┌─ PROVIDED INFORMATION

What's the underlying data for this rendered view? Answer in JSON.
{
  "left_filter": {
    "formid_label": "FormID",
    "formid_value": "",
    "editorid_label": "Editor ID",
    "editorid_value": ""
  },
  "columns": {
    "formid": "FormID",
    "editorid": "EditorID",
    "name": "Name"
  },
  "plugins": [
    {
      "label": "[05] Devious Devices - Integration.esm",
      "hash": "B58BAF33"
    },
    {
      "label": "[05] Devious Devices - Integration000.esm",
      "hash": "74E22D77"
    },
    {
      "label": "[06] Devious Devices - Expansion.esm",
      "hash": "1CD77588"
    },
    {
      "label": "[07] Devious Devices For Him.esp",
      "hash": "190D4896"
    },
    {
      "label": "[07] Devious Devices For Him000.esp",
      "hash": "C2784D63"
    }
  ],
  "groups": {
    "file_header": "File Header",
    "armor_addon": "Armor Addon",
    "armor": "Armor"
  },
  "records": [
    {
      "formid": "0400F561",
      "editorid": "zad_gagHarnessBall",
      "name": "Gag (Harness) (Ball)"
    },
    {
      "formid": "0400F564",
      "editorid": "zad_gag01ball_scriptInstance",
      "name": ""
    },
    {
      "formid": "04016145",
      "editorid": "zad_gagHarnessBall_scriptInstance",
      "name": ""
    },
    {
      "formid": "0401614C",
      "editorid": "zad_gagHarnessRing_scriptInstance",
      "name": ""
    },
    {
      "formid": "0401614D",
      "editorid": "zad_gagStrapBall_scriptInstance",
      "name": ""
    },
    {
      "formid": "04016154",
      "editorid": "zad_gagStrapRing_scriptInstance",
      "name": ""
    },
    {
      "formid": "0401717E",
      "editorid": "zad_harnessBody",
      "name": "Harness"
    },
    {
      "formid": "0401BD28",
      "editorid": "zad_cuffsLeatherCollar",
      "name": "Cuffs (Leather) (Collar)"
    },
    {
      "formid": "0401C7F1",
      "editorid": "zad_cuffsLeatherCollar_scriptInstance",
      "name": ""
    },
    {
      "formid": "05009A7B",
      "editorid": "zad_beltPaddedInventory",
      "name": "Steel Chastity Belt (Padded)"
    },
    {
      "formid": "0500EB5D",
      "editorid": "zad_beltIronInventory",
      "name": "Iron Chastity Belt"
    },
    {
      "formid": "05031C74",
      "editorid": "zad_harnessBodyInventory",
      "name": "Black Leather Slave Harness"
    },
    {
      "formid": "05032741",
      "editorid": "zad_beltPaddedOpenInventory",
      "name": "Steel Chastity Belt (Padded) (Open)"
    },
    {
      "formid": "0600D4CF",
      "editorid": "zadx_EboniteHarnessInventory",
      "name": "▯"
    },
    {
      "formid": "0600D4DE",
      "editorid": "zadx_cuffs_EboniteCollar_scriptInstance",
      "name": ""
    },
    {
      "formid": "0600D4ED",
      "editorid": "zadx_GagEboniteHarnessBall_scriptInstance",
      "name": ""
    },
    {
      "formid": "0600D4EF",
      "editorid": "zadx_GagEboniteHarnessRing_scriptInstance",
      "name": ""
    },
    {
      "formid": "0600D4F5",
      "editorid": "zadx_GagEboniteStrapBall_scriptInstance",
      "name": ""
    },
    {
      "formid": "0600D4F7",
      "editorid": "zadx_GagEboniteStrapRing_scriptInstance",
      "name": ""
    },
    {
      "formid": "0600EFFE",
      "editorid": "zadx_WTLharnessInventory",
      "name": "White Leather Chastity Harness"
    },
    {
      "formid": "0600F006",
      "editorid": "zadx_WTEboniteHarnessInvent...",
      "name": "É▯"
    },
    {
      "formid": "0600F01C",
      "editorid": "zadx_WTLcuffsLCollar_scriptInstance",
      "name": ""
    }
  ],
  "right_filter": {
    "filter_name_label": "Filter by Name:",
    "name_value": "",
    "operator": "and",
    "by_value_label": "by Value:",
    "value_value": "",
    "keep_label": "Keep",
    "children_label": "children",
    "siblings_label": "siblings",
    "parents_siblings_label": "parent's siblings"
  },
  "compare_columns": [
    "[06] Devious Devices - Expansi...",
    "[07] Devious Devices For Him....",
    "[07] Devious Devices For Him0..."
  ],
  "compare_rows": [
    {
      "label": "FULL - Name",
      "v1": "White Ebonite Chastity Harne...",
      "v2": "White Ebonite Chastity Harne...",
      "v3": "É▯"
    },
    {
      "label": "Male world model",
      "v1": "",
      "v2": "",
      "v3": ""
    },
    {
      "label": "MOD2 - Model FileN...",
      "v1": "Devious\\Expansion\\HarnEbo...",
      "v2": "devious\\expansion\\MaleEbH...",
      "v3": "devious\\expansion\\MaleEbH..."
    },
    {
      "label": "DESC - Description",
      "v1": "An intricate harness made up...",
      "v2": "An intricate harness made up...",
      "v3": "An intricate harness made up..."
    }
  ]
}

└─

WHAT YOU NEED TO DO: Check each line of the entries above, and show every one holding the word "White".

THE ANSWER:
      "name": "White Leather Chastity Harness"
      "v1": "White Ebonite Chastity Harne...",
      "v2": "White Ebonite Chastity Harne...",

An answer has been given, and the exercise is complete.